-------- Data for review --------
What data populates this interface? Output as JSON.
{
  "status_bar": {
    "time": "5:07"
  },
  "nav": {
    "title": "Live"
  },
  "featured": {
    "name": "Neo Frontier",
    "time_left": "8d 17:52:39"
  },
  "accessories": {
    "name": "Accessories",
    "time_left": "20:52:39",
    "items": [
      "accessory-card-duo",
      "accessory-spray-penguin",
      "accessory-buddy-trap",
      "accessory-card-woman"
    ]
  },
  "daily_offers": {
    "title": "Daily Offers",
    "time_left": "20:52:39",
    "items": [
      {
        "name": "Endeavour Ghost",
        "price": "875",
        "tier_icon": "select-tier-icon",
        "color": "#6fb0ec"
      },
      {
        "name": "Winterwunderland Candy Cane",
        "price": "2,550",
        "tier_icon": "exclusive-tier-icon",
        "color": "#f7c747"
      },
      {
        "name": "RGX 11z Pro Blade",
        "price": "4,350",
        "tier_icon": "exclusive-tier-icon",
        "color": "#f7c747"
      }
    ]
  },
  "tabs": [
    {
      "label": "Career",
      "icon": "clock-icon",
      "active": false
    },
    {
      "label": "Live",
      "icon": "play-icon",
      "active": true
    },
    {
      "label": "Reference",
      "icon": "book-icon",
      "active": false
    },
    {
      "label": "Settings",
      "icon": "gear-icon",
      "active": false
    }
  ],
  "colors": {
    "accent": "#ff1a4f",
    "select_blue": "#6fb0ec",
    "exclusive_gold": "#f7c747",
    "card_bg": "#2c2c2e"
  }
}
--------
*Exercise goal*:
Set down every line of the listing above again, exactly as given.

*Solution for this exercise*:
What data populates this interface? Output as JSON.
{
  "status_bar": {
    "time": "5:07"
  },
  "nav": {
    "title": "Live"
  },
  "featured": {
    "name": "Neo Frontier",
    "time_left": "8d 17:52:39"
  },
  "accessories": {
    "name": "Accessories",
    "time_left": "20:52:39",
    "items": [
      "accessory-card-duo",
      "accessory-spray-penguin",
      "accessory-buddy-trap",
      "accessory-card-woman"
    ]
  },
  "daily_offers": {
    "title": "Daily Offers",
    "time_left": "20:52:39",
    "items": [
      {
        "name": "Endeavour Ghost",
        "price": "875",
        "tier_icon": "select-tier-icon",
        "color": "#6fb0ec"
      },
      {
        "name": "Winterwunderland Candy Cane",
        "price": "2,550",
        "tier_icon": "exclusive-tier-icon",
        "color": "#f7c747"
      },
      {
        "name": "RGX 11z Pro Blade",
        "price": "4,350",
        "tier_icon": "exclusive-tier-icon",
        "color": "#f7c747"
      }
    ]
  },
  "tabs": [
    {
      "label": "Career",
      "icon": "clock-icon",
      "active": false
    },
    {
      "label": "Live",
      "icon": "play-icon",
      "active": true
    },
    {
      "label": "Reference",
      "icon": "book-icon",
      "active": false
    },
    {
      "label": "Settings",
      "icon": "gear-icon",
      "active": false
    }
  ],
  "colors": {
    "accent": "#ff1a4f",
    "select_blue": "#6fb0ec",
    "exclusive_gold": "#f7c747",
    "card_bg": "#2c2c2e"
  }
}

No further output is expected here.